--- ENTRIES SUPPLIED ---

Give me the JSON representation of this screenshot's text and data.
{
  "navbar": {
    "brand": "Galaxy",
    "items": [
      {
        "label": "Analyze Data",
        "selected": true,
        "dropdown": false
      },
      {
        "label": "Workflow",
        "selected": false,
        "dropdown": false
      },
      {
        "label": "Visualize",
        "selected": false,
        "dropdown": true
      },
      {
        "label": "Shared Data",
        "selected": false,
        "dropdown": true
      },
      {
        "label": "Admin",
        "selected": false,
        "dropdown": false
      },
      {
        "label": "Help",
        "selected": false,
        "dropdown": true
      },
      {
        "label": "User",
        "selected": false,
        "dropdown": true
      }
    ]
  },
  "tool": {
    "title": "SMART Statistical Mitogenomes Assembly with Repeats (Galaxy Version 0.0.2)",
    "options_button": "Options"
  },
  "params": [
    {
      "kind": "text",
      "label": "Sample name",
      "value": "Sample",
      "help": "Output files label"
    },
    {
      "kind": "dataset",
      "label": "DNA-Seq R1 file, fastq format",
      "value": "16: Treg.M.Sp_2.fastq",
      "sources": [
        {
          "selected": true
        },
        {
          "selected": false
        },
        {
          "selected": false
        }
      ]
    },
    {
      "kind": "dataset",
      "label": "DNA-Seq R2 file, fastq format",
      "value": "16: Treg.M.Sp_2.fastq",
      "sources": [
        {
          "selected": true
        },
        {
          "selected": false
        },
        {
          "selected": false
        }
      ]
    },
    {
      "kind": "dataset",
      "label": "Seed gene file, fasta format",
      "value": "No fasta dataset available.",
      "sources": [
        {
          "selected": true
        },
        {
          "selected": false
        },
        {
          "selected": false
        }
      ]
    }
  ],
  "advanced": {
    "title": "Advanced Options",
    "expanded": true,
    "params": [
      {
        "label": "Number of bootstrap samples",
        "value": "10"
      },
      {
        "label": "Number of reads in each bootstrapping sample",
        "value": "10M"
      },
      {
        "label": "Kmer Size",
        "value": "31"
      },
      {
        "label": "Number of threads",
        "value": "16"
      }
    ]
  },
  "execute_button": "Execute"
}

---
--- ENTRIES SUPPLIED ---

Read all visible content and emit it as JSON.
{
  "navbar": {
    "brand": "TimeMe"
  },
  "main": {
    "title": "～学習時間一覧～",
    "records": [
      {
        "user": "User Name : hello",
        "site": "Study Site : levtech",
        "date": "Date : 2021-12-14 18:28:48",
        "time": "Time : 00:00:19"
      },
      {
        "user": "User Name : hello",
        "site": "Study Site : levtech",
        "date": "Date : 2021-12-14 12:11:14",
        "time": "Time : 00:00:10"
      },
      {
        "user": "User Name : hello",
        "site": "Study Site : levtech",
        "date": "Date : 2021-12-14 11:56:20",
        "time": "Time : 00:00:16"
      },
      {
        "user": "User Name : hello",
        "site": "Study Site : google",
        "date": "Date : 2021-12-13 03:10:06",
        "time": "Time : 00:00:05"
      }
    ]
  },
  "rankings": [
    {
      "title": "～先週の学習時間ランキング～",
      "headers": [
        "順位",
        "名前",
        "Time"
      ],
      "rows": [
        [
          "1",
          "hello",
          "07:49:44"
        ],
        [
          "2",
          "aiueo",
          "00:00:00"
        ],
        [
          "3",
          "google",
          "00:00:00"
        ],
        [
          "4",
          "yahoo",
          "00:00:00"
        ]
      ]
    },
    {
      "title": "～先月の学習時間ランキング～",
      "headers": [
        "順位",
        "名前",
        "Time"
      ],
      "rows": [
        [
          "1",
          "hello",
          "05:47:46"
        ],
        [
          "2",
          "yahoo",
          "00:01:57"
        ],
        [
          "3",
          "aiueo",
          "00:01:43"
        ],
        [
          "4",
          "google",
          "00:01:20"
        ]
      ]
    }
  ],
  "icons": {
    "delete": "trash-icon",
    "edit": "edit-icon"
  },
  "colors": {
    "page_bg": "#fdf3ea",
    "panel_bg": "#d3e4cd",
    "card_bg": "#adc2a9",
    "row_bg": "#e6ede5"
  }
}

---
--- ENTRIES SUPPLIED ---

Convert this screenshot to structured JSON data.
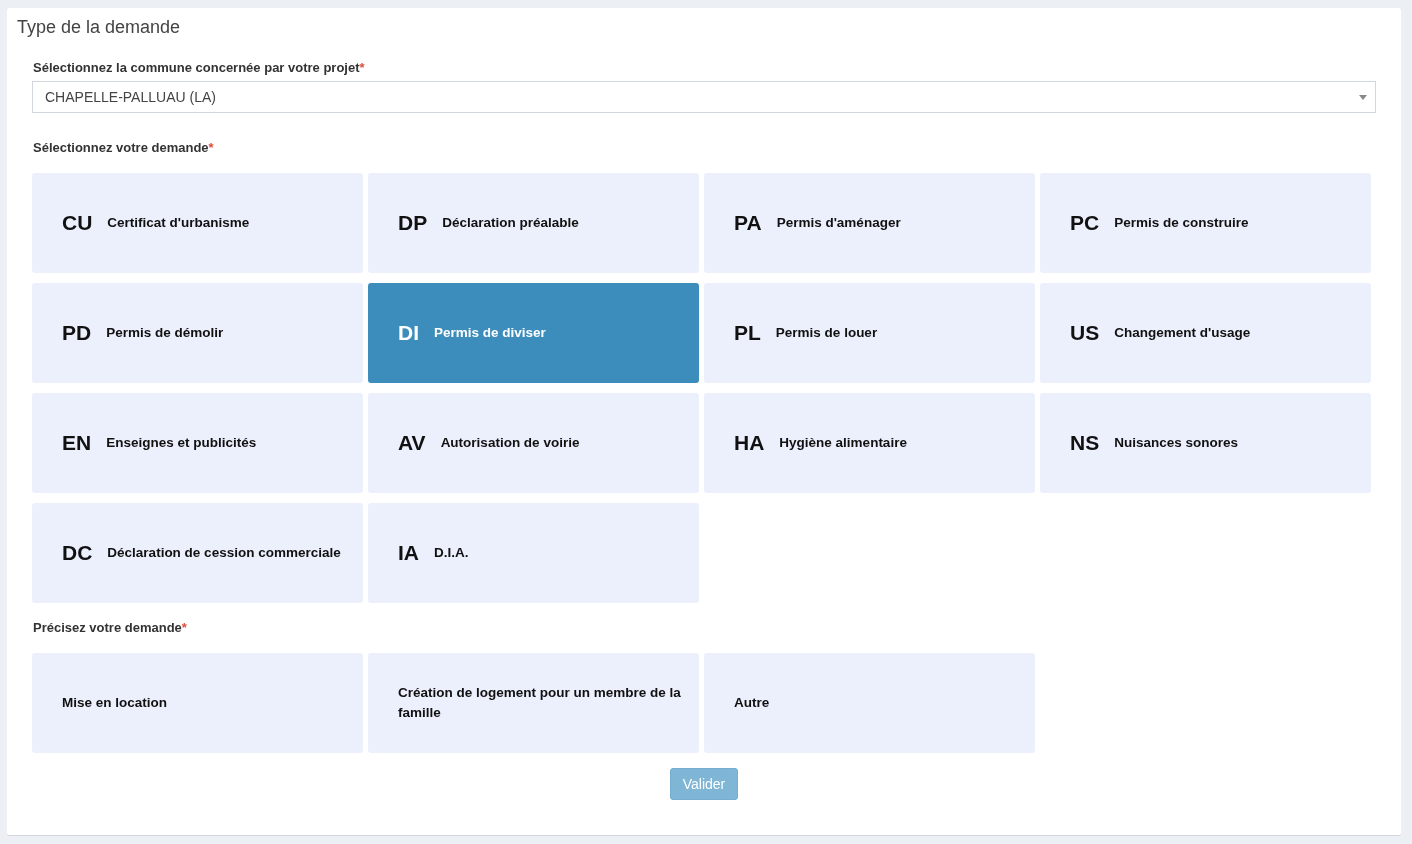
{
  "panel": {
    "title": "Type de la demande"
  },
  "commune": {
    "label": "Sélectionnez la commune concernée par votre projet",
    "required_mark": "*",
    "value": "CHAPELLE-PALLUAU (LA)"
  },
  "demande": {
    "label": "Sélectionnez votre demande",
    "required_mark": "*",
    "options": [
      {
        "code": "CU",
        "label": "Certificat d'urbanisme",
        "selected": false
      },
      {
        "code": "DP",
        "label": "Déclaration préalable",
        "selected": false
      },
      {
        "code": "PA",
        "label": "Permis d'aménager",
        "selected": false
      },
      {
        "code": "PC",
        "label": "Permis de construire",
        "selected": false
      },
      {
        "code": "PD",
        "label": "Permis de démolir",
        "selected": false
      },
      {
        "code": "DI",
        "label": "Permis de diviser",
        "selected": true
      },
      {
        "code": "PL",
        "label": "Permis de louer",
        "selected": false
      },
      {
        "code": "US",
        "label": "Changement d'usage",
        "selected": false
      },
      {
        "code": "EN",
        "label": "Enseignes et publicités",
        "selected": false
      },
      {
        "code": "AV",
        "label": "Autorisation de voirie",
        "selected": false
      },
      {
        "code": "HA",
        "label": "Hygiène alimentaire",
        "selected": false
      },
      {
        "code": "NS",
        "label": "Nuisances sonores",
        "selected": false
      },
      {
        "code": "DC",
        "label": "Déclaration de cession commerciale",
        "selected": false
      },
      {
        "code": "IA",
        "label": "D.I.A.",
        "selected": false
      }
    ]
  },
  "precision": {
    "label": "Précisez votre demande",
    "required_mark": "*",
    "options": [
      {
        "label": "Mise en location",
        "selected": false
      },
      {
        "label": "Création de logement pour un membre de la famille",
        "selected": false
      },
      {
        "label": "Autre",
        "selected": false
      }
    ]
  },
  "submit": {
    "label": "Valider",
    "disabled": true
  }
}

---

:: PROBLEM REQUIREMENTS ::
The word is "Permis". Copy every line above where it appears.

:: ANSWER AREA ::
        "label": "Permis d'aménager",
        "label": "Permis de construire",
        "label": "Permis de démolir",
        "label": "Permis de diviser",
        "label": "Permis de louer",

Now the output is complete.